WHAT YOU NEED TO DO -> All of the entries must be output exactly as they are.

=== Begin Enclosure ===

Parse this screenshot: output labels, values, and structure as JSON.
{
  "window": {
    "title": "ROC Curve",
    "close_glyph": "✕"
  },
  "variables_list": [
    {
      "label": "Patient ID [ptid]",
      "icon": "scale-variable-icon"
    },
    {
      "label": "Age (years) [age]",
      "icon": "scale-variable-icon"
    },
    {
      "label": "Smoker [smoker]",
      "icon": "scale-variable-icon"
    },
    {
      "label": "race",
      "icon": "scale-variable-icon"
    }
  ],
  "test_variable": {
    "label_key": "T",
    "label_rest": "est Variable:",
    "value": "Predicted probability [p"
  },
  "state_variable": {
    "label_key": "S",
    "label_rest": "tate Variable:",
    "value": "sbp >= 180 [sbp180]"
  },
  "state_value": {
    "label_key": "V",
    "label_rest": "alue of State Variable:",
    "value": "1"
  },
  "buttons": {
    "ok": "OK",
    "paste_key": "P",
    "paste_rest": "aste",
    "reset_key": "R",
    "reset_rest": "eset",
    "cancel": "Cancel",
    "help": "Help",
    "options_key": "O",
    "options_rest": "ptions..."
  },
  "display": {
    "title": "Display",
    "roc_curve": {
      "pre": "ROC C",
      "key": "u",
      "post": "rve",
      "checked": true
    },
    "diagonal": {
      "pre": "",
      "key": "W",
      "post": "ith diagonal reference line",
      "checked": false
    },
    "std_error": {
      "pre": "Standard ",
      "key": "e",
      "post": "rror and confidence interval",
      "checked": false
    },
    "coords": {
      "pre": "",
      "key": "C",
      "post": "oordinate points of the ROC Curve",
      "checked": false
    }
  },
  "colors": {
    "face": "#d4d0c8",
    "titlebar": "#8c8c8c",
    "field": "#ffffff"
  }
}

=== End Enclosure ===

EXERCISE ANSWER ->
Parse this screenshot: output labels, values, and structure as JSON.
{
  "window": {
    "title": "ROC Curve",
    "close_glyph": "✕"
  },
  "variables_list": [
    {
      "label": "Patient ID [ptid]",
      "icon": "scale-variable-icon"
    },
    {
      "label": "Age (years) [age]",
      "icon": "scale-variable-icon"
    },
    {
      "label": "Smoker [smoker]",
      "icon": "scale-variable-icon"
    },
    {
      "label": "race",
      "icon": "scale-variable-icon"
    }
  ],
  "test_variable": {
    "label_key": "T",
    "label_rest": "est Variable:",
    "value": "Predicted probability [p"
  },
  "state_variable": {
    "label_key": "S",
    "label_rest": "tate Variable:",
    "value": "sbp >= 180 [sbp180]"
  },
  "state_value": {
    "label_key": "V",
    "label_rest": "alue of State Variable:",
    "value": "1"
  },
  "buttons": {
    "ok": "OK",
    "paste_key": "P",
    "paste_rest": "aste",
    "reset_key": "R",
    "reset_rest": "eset",
    "cancel": "Cancel",
    "help": "Help",
    "options_key": "O",
    "options_rest": "ptions..."
  },
  "display": {
    "title": "Display",
    "roc_curve": {
      "pre": "ROC C",
      "key": "u",
      "post": "rve",
      "checked": true
    },
    "diagonal": {
      "pre": "",
      "key": "W",
      "post": "ith diagonal reference line",
      "checked": false
    },
    "std_error": {
      "pre": "Standard ",
      "key": "e",
      "post": "rror and confidence interval",
      "checked": false
    },
    "coords": {
      "pre": "",
      "key": "C",
      "post": "oordinate points of the ROC Curve",
      "checked": false
    }
  },
  "colors": {
    "face": "#d4d0c8",
    "titlebar": "#8c8c8c",
    "field": "#ffffff"
  }
}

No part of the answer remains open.